Sarynna and I went to the tune-up concert for the Nashville Symphony in their new concert hall last Thursday night.
Really a good night to see the symphony in general and fun to see the new building. They called it a tune-up "rehearsal", but it was a lot like a concert. Honestly, if the conductor doesn't stop halfway through every song and ask for a little less trombone, I can't recognize that as rehearsing. (Sidebar: True story. I showed up to a USC symphony rehearsal late one afternoon and was able to slip into my seat unnoticed. I barely had time to get my instrument together when I hear, "Trombone.
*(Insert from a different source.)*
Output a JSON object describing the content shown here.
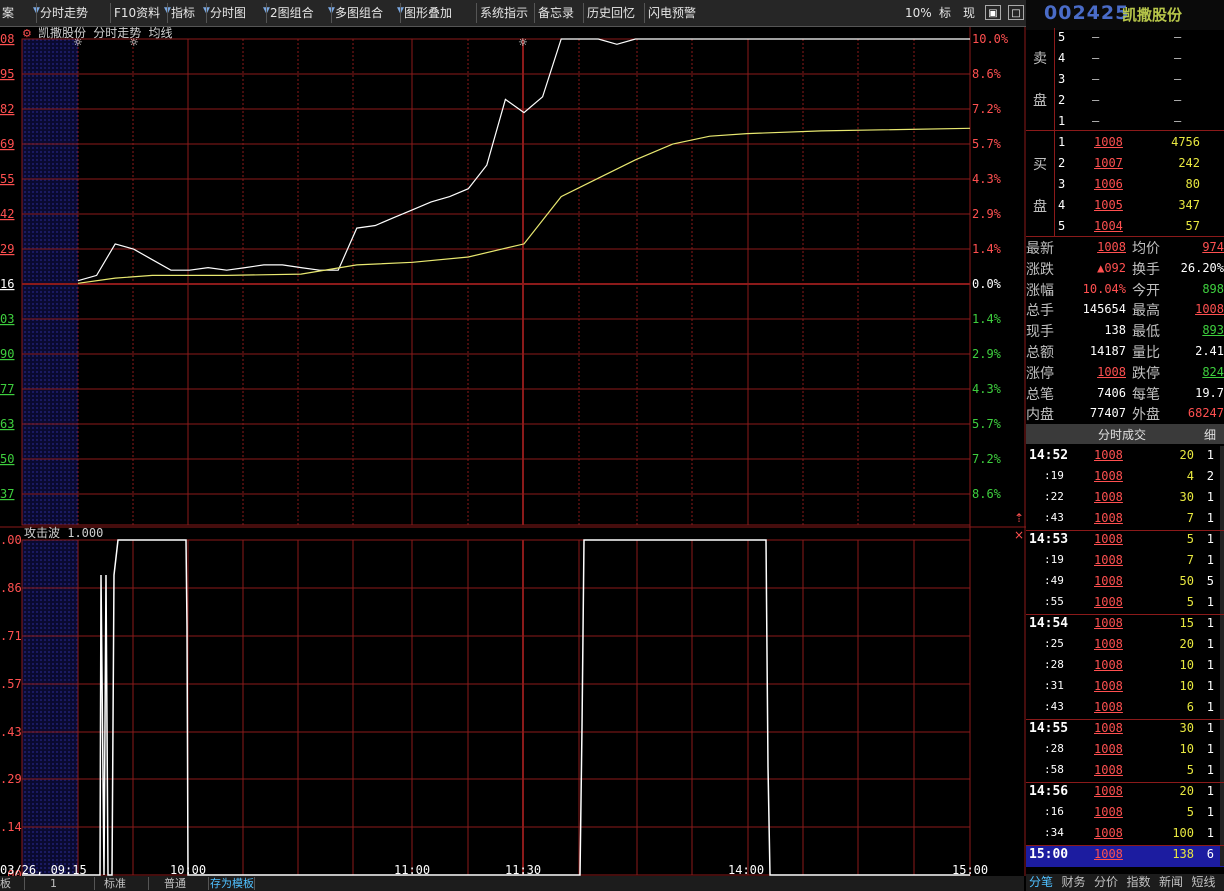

It's too much." Hadn't played a note.)
But, then again, it wasn't a regular concert either. They only did one or two movements of most of the selections, and there were a couple of acoustics guys walking around and listening in various places. They even did a little test with a special twelve-sided speaker that put out this UFO sounding test tone that scanned really fast from low frequency to high. The idea was to test the response of the hall with people actually sitting in it. Though that appealed to my nerdy side, I had to wonder how much difference it really made to have people in the chairs. The chairs themselves are pretty soft and peopley already, I would think (for acoustic purposes). To top off the dorky part of the night, there was this guy sitting behind us:
This probably cost $10,000
You see it has to be shaped just like a person with super especially sensitive microphones buried in the little plastic ears so they really find out what it sounds like to a person. Right. Not sure I quite see the point. But from the dummy's point of view, it's a great gig. He told me he's got a cousin working for MythBusters who has to stand in a make-believe shower talking on a fake cellphone getting his face burned off by artificial lightning 40 hours a week. "Who's the dummy now?" That's what he says to his cousin.
To wrap up, the concert was fun. They did that Debussy afternoon prelude thing, a movement from Hindemith's Symphonic Metamorphosis, a couple movements from the Firebird Suite, and the fifth movement of Mahler's 2nd Symphony. I have always liked the Hindemith and the Firebird, and the Mahler piece at the end was really spectacular with the chorus and symphony together. They also did Dvorak's Water Goblin which I had never heard before but was very enjoyable.